The agreement, pending court approval, would end the challenging and controversial four-year receivership of Western United Life Assurance and deliver significant cash to Metropolitan noteholders, according to Kreidler’s office.

Metropolitan trustee Maggie Lyons isn’t so sure and is stung by how her legal and business advisers were shut out of the sales process and didn’t learn of the deal or the name of the buyer — Global Life Holdings — until court papers were filed Friday night in Olympia.

“We need to understand what this deal is all about,” Lyons said. “What I can say is this: This is not a $52 million sale that will net that kind of cash to my creditors.”

The proposed sale is the latest round in a long-running feud between Kreidler’s office and the Metropolitan trust.

Kreidler seized Western United in March 2004 as Spokane-based Metropolitan filed for bankruptcy, an accounting scandal that led to criminal convictions. Federal lawsuits unfolded, and regulators found improper investments.

The deal calls for Metropolitan’s stock in Western to be canceled. New stock would be issued to Global Life.

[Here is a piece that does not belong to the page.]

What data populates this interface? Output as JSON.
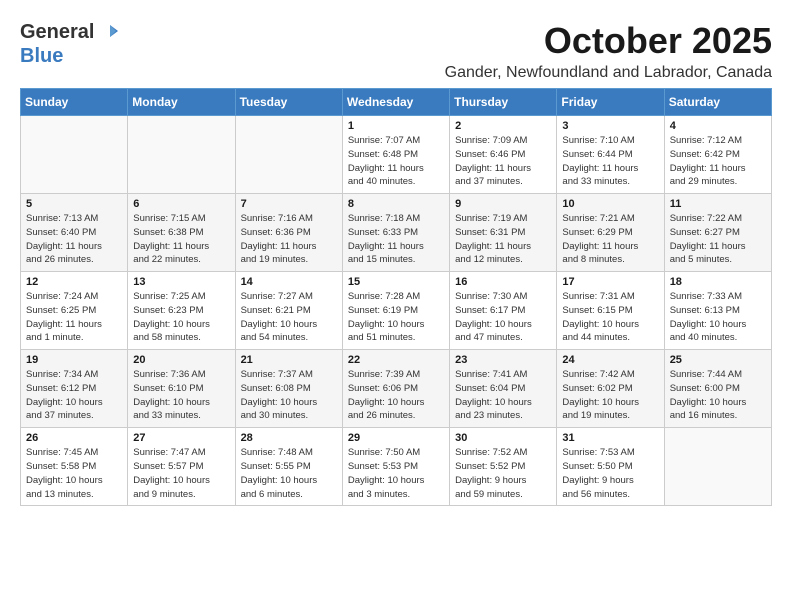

In exchange, a separate trust would be created to accept a $5 million cash deposit; real estate that Kreidler’s office values at $15 million; and a $32 million claim for reinsurance payments from Old Standard.

“It’s a deal full of hooks and outs that we don’t yet understand,” said P.J. Grabicki, a lawyer representing creditors. “But if it has value and merit, we welcome the opportunity to learn more about it.”

He and Lyons criticized the secrecy of the sales process and said they were still hoping to discuss the details of the proposed sale with Kreidler’s staff.

The sale, according to insurance-commission spokeswoman Stephanie Marquis, would enable Western United to continue in business to support its annuity obligations to 26,000 policyholders.

A May 2 court hearing is scheduled, and Lyons said that unless she is satisfied that the deal is in the best interests of the thousands of noteholders who lost $357 million, there will be a legal fight.

“We believe we have proposed a better rehabilitation plan that is stronger for the creditors and treats Western United’s policyholders equally,” she said. “Why is [the insurance commission] forcing this sale on the owners when it may not be in their best interests?”

Proposed buyer Global Life is owned jointly by Global Secured Capital and DLB Capital. The companies will finance the purchase from one U.S.-based investment fund and another offshore fund managed out of the Cayman Islands.

According to the proposed sale, the companies are in the business of investing and lending in life insurance-based assets.